losing my voice
He was working all hours, I had to be strong, compliant and manage everything else. He wasn’t to be burdened with my struggles. I tried to focus on the future for comfort, because when he was done training it was going to be magical, so “they” said. This was the painful part, then there would be a wonderful part. Then it would look like my parent’s marriage and be easy.
Somewhere in that blur of packing, unpacking, stuffing down my needs to support him, navigating new towns and giving birth twice; I gave up my voice. At the time I didn’t notice the slow progression, but I lost myself.
I stopped creating. I was living life like I thought it should be lived. Each day I was the wife, mother and daughter I was SUPPOSED to be. But internally I was falling short. I thought I would be a fun mom, with crafts and cookies and scavenger hunts. But I was the “barely-keeping-up-with meals, spills and laundry” mom. I was the “i-don’t-know-how-to-make-cars-have-voices-and-talk-to-one-another” mom. Disappointed in myself, I let my self-respect and worth fade away.
I looked at mothers in the park, so fulfilled being a mama, calling every sneeze their greatest joy. I wasn’t that mother... not even close. This is tough, y’all, because we have no model for that mom that is interested in what her kids are doing, but also interested in herself! We are starting to see more of that now, thank goodness, but I didn’t have a model of that. If there was a mother on TV that didn’t think the sun shone out of their child's ass, they were a villain or a whore. In the dark of night, I admitted I needed more than these roles I was playing.

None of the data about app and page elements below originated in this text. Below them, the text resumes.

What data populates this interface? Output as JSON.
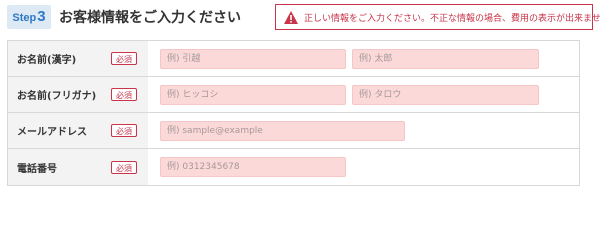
{
  "header": {
    "step_word": "Step",
    "step_number": "3",
    "title": "お客様情報をご入力ください"
  },
  "alert": {
    "text": "正しい情報をご入力ください。不正な情報の場合、費用の表示が出来ません。",
    "color": "#c8344a"
  },
  "required_label": "必須",
  "rows": [
    {
      "label": "お名前(漢字)",
      "placeholders": [
        "例) 引越",
        "例) 太郎"
      ]
    },
    {
      "label": "お名前(フリガナ)",
      "placeholders": [
        "例) ヒッコシ",
        "例) タロウ"
      ]
    },
    {
      "label": "メールアドレス",
      "placeholders": [
        "例) sample@example"
      ]
    },
    {
      "label": "電話番号",
      "placeholders": [
        "例) 0312345678"
      ]
    }
  ],
  "colors": {
    "accent_blue": "#2f78c4",
    "badge_bg": "#dde9f5",
    "field_bg": "#fbd9d9",
    "label_bg": "#f3f3f3"
  }
}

my story continues
I'm going to keep sharing my story with you. If you'd like to start from the beginning, read Makers Gonna Make (or hit Jenni's Story in the tag list on the right side of the main blog page) and come visit the blog to hear more of my story in the coming weeks.